In all my courses, we have been taught that working out–and especially weight training–is good for individuals at any age. Current trends are aimed at getting the 50+ crowd to understand the importance of resistance work along with cardio exercise.
I am currently recovering from foot surgery and will be unable to walk for four weeks. I have a scooter and crutches; they are tools, but they cannot perform all the functions necessary to get around. Thank goodness I have been working on building muscle strength over the years. I have found that I can balance on one foot for a while (thanks yoga!), push and pull myself up, hop around my car to get to the scooter in the trunk. It is the difference between having some independence and none at all.
This is an argument that should be made to seniors. Weight training isn’t necessarily about have a killer beach body; we need the strength to help us navigate the Activities of Daily Living. And when we do find ourselves with an injury, hopefully the hard work of resistance training we have put in will allow us to compensate for our deficits (in the long- or short-term).
As someone who has never had to rely on devices to help me ambulate, I have learned a lot in the last few days. I get why we have extra-wide handicap spaces. I get why we have ramps. The ADA has gone a long way to making public places accessible. If, however, we lack the basic strength to make use of these accommodations, what is the use?
We are never too old to lift weights.
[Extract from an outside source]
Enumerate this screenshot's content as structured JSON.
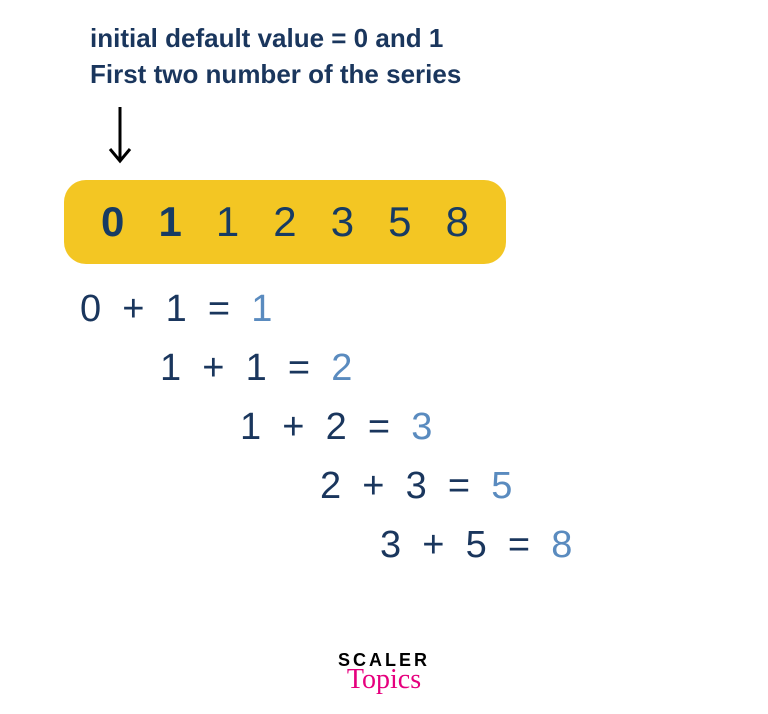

Muscle degradation does not need to be in our future. Seniors: get off of those treadmills a few times a week and get to the dumbbells! You’ll be glad you did.